Lastly, you may have noticed that my math looks much nicer in this post. It turns out that WordPress supports math using $latex <math>$. Unfortunately, I did not discover this until I had already uploaded images of almost all the math expressions in the post, so I had to go back and fix them.

Also, I was having a problem where the math wouldn’t render, but it turns out that this was an issue with me copying and pasting “\$latex” and the expressions into the WordPress rich text editor. I changed my editor settings to plain text. I’m sorry, but web rich text editors do not work. And I’ve grown accustomed to seeing the source of stuff that I write having done everything in $\LaTeX$ for a year and having edited Wikipedia for a while.
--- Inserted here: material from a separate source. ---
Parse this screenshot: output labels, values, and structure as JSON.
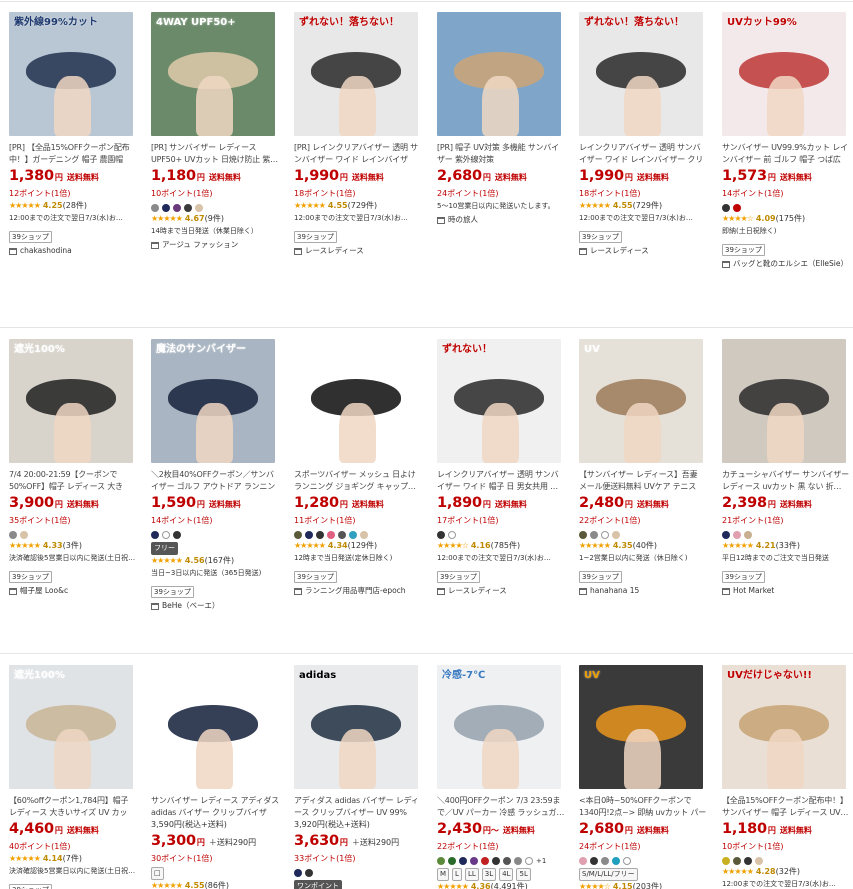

I wish there were a free blogging site like WordPress or Blogger that used MediaWiki or $\LaTeX$ as its rendering engine. It would look nice, the formatting would be a standard thing that isn’t confusing html, and $\LaTeX$ math would come out much nicer.

### 4 Responses to First Order Differential Equations with Homogeneous Coefficients

1. Meeting Ondrej in Los Alamos « GSoC 2009: SymPy ODEs says:

[…] a working Constant class, I can solve homogeneous differential equations (not to be confused with first order differential equations with homogeneous coefficients) with one case (there are several cases depending on whether the roots of the so called […]

2. Testing implicit solutions to ODEs « GSoC 2009: SymPy ODEs says:

[…] really simple ones. I ended up XFAILing most of my implicit checksol tests. I think every single homogeneous coefficients had an implicit solution, and none of them were working with […]

3. 2010 in review « Aaron Meurer's SymPy Blog says:

[…] First Order Differential Equations with Homogeneous Coefficients May 20092 comments […]

4. Emory says:

Wow that was odd. I just wrote an extremely long comment
but after I clicked submit my comment didn’t show up. Grrrr… well I’m not writing all that
over again. Anyway, just wanted to say excellent blog!